— Data for analysis —
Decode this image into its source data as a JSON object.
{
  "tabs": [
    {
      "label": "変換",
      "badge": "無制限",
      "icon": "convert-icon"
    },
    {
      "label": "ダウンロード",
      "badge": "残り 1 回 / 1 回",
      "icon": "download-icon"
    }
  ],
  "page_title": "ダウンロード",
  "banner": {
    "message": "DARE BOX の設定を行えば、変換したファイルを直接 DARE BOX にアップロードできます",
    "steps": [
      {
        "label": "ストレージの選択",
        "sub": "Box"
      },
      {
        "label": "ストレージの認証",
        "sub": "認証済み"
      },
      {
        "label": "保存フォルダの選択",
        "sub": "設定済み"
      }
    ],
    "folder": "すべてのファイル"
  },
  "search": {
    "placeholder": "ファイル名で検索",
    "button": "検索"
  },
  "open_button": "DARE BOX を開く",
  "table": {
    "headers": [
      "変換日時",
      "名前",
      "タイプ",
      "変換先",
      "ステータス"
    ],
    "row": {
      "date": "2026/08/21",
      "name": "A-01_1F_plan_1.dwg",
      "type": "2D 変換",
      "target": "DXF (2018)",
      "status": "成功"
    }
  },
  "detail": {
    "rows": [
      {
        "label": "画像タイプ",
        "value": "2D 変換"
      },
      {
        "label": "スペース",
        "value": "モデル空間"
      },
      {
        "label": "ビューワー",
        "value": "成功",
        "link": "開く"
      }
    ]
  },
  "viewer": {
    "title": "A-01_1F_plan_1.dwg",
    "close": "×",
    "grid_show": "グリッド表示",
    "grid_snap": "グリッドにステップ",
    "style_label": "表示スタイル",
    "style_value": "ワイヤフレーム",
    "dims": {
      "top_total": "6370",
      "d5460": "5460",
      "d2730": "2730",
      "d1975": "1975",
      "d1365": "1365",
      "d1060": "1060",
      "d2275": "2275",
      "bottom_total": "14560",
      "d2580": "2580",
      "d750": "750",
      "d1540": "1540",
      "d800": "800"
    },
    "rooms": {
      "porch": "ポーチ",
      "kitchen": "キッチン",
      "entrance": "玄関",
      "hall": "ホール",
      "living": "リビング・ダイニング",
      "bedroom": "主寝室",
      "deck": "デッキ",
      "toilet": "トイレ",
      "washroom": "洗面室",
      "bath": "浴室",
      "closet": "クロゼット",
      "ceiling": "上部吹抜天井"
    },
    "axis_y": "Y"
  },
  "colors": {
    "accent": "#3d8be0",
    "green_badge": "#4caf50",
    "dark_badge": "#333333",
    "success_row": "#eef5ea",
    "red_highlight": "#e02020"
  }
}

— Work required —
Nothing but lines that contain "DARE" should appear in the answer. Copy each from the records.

— Response box —
    "message": "DARE BOX の設定を行えば、変換したファイルを直接 DARE BOX にアップロードできます",
  "open_button": "DARE BOX を開く",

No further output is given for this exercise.